Design: A population-based cross-sectional study. The nine-item Household Food Insecurity Access Scale captured food insecurity. Five name generator questions elicited network ties. A sixteen-item version of the Hopkins Symptom Checklist for Depression captured depression symptom severity. Linear regression was used to estimate the association between food insecurity and depression symptom severity while adjusting for potential confounders and to test for potential network moderators.
Setting: In-home survey interviews in south-western Uganda.
Subjects: All adult residents across eight rural villages; 96 % response rate (n 1669).
Results: Severe food insecurity was associated with greater depression symptom severity (b=0·4, 95 % CI 0·3, 0·5, P<0·001 for women; b=0·3, 95 % CI 0·2, 0·4, P<0·001 for men). There was no evidence of effect modification by social network factors for women. However, for men who are highly embedded within in their village social network, and (separately) for men who have few poor contacts in their personal network, the relationship between severe food insecurity and depression symptoms was stronger than for men on the periphery of their village social network, and for men with many poor personal network contacts, respectively.

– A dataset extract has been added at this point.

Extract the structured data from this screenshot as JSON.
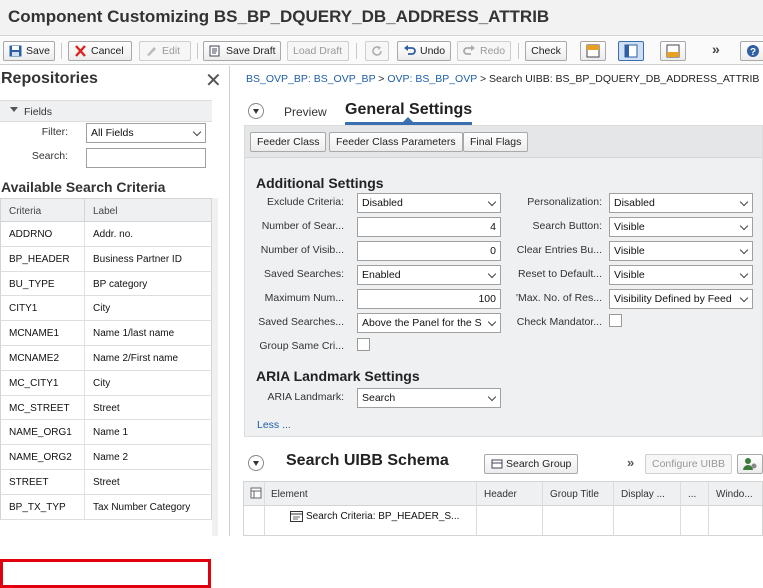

Conclusions: In this population-based study from rural Uganda, food insecurity was associated with mental health for both men and women. Future research is needed on networks and food insecurity-related shame in relation to depression symptoms among food-insecure men.
Keywords: Depression; Food insecurity; Hopkins Symptom Checklist for Depression; Household Food Insecurity Access Scale; Mental health; Networks; Sub-Saharan Africa.